Disneyland’s Steampunk Land that Almost Was – For you steampunk fans, a look back at plans for a Steampunk portion of Disneyland that never got off the ground. Includes great pictures of the original plans, etc.

Linkity Link

Greetings from beautiful Surrey, B.C., Canada. This is just a quick wave from the conference, as I have a full schedule ahead of me. But I promised some weekend reading, so here you go. Enjoy!

A good wrap up of the National Book Awards/Lauren Myracle Situation – courtesy of Publishers Weekly.

Julian Barnes Wins the Bookercourtesy of The Millions

Bram Stoker’s Notebooks Unearthed – A perfect follow up to my question about writers’ notebooks earlier this week.

On Reading North American Books in Cuba – Writer/translator Jose Manuel Prieto on the books he read while growing up in Cuba.

I Was No Longer Afraid to Die – A fabulous look at Joan Didion’s new memoir over at New York Books.

Keeping Notes

Lots of people keep notes, make lists, and otherwise track things they need to remember, whether they’re writers or not. But I’m most interested in how writers keep track of and organize their thoughts, because in addition to all those other things they need to recall — doctors’ appointments, play dates for the kids, due dates for work projects, dinner parties, shopping lists, birthdays, the annual flu shot, getting the gutters cleaned — writers have to keep track of their ideas.

There’s a myth that all writers keep a pen and paper on them wherever they go, be it a nice notebook and a pretty fountain pen or just some scrap paper and a stubby pencil, so when the muse strikes, they can jot down a few words or sentences to avoid forgetting what might be the germ of a poem or article or story.
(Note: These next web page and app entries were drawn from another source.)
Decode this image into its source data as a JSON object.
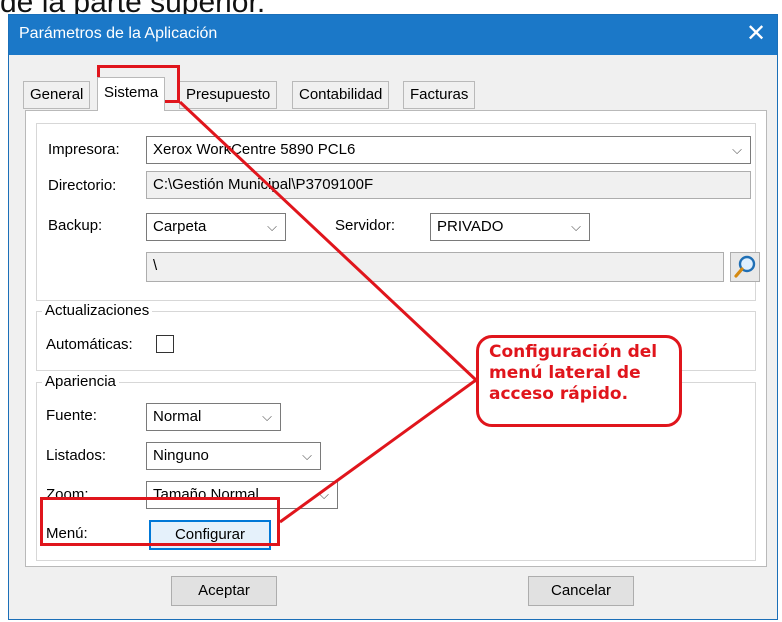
{
  "caption": "de la parte superior.",
  "window": {
    "title": "Parámetros de la Aplicación",
    "close_glyph": "✕"
  },
  "tabs": [
    {
      "label": "General",
      "active": false
    },
    {
      "label": "Sistema",
      "active": true
    },
    {
      "label": "Presupuesto",
      "active": false
    },
    {
      "label": "Contabilidad",
      "active": false
    },
    {
      "label": "Facturas",
      "active": false
    }
  ],
  "system": {
    "printer_label": "Impresora:",
    "printer_value": "Xerox WorkCentre 5890 PCL6",
    "directory_label": "Directorio:",
    "directory_value": "C:\\Gestión Municipal\\P3709100F",
    "backup_label": "Backup:",
    "backup_value": "Carpeta",
    "server_label": "Servidor:",
    "server_value": "PRIVADO",
    "backup_path_value": "\\"
  },
  "updates": {
    "title": "Actualizaciones",
    "automatic_label": "Automáticas:",
    "automatic_checked": false
  },
  "appearance": {
    "title": "Apariencia",
    "font_label": "Fuente:",
    "font_value": "Normal",
    "lists_label": "Listados:",
    "lists_value": "Ninguno",
    "zoom_label": "Zoom:",
    "zoom_value": "Tamaño Normal",
    "menu_label": "Menú:",
    "configure_button": "Configurar"
  },
  "buttons": {
    "accept": "Aceptar",
    "cancel": "Cancelar"
  },
  "annotation": {
    "line1": "Configuración del",
    "line2": "menú lateral de",
    "line3": "acceso rápido."
  },
  "colors": {
    "titlebar": "#1b78c8",
    "annotation_red": "#e0151c",
    "default_button_border": "#0078d7"
  },
  "icons": {
    "dropdown": "chevron-down-icon",
    "search": "magnifier-icon",
    "close": "close-icon"
  }
}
In reality, I know a lot of writers who do no such thing. You’d be amazed how often I attend a writers conference only to have someone borrow my penduring a pitch session so they can make a note of what I’ve asked them to send me.

credit: www.notebookstories.com

But many writers do have a system, generally some sort of small, portable notebook where they can accumulate bits and pieces over the course of their day, ideas or things they’ve seen or smidgens of dialogue that felt inspirational in the moment. I’ve heard of writers with notebooks for different purposes; one for actual writing of drafts, another for jotting ideas and notes, and separate notebooks to serve as story bibles for individual projects where all the details of the world are kept in one place.

In this electronic age, however, I see more and more writers who have gone digital. Notes are kept on tablets or laptops or even in smart phones. I acknowledge the convenience, but I can’t help but feel something is getting lost in the process this way. I like the idea of notes that include sketches or scribbled out bits, or of notebooks that have things slipped between their pages — maps or postcards or flyers from tourist spots. Yes, you can snap photos on your smart phone to serve as visual reminders of a particular landscape or site, but it’s not quite the same.

Charles Simic writes about his own adherence to the old fashioned way of tracking his day and his ideas for the New York Review of Books Blog. I love how for him the act of writing down his thoughts is partly about creating a lasting work, almost an art form in itself, that is in no danger of getting deleted or recycled when he upgrades his electronics. Of course, notebooks are not permanent in the sense that they can be damaged or lost, but these seem less of a danger.

How about you? Do you keep a notebook or journal of sorts, whether as a writer or just as an individual interested in keeping record of your life? What form do your ramblings and memories take? And do you ever go back through old writing to visit your past self?